How to test the soil in your Vegetable Garden
It is a good idea to test your soil in an existing garden every 2 to 3 years. Don’t wait until you start having problems. By doing regular testing you can stay on top of it. Especially soil ph. Even if you have a good fertilization technique, the ph still can change.
I don’t think I can even express how important this is. I have seen gardens that year after year would hardly produce anything changed into an absolute wonder- producing an overabundance of vegetables in one year just from changing the soil ph.
If you are planting a new area this is a must. It will tell you what the soil needs, the ph, and exactly what type of soil you are dealing with.
Home soil test kits work well. But if you don’t what to do the math and want a professional recommendation have it done through your local agricultural extension agency. Let them know what you are planting, fruit trees, vegetable garden or berry patch, if berries let them know what kind. The report you receive back from them will tell you exactly what your soil needs. It will also make recommendations for commercial and organic fertilizers. It is usually well worth what they charge.

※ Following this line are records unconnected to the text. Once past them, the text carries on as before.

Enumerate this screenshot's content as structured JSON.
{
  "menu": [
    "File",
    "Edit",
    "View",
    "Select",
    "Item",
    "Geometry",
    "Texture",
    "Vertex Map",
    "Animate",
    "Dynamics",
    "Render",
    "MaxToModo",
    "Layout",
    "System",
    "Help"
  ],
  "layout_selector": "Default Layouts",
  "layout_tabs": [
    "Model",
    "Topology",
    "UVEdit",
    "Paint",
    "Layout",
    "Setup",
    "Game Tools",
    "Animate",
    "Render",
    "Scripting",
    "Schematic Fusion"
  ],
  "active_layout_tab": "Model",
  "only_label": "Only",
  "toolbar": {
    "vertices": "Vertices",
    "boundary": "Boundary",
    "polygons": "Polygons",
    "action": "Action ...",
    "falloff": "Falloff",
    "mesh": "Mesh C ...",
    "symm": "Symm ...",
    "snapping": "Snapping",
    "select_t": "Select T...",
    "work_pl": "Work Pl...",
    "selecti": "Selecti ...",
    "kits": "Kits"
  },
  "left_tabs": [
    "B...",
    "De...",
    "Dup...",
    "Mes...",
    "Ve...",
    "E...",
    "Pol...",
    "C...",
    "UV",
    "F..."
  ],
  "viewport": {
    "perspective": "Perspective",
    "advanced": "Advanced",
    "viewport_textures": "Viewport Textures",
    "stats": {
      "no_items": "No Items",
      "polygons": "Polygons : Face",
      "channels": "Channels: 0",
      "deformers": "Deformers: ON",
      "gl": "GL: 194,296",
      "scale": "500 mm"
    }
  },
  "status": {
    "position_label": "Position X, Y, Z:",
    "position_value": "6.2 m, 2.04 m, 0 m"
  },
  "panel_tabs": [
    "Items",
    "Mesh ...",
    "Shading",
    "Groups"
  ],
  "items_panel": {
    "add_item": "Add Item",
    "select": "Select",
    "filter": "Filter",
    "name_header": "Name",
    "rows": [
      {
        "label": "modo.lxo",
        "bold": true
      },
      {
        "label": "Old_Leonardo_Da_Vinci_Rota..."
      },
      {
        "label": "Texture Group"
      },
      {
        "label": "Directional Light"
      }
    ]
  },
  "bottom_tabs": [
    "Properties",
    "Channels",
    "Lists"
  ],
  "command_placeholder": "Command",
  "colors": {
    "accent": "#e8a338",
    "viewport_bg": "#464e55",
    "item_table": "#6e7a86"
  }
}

If you are planting a good size garden you will want to take your samples from several locations. Use a garden thrall and dig down about 6 inches. Take a swipe down the side of the hole going the full depth and place the soil in a clean pail. Be sure you get a sample the whole 6-inch depth of the whole. Depending on the size of the garden do this 5 or 6 times in different locations. Place all your soil samples in a clean bucket and mix them together thoroughly with your garden thrall. Don’t use your hands. After you are done transfer the soil to a clean plastic bag. There you have it, done. Follow the directions that came with your soil test kit to test it or send it to your agricultural extension agency for testing.
For the purpose of this article is mainly on how to test the soil, I will just briefly touch on the results you can expect.
The first thing you want to look at in your soil test results is ph. This number runs from zero to 14. Neutral is considered 7. Vegetable gardens require a soil ph of 6 to 6.8. The fertilizers perform best at this level. Anything above 7 would be considered sweet or alkaline. Anything below 7 would be acidic.
To lower soil ph agricultural sulfur is usually recommended. To raise soil ph lime is used. Follow the recommendations from your extension agency or from the instructions that came with your test kit.
Nitrogen-Be careful of this one. Follow the recommendations closely. Too much can burn your seeds and your plants. It can also create a big plant and no vegetables. But it is very necessary. A sign of nitrogen deficiency would be, pale green leaves, leaves turning yellow or just plain slow growth in leaf crops like lettuce and spinach.
Phosphorus- Great for root crops. Also necessary for good root development in all plants. Many times a phosphorus deficiency will show up as purple leaves toward the lower part of the plant.
Potassium- Necessary for healthy plant growth. If your garden just plain isn’t doing well this could be a sign of potassium deficiency.
Well, there you have it- those are the main three along with the soil ph.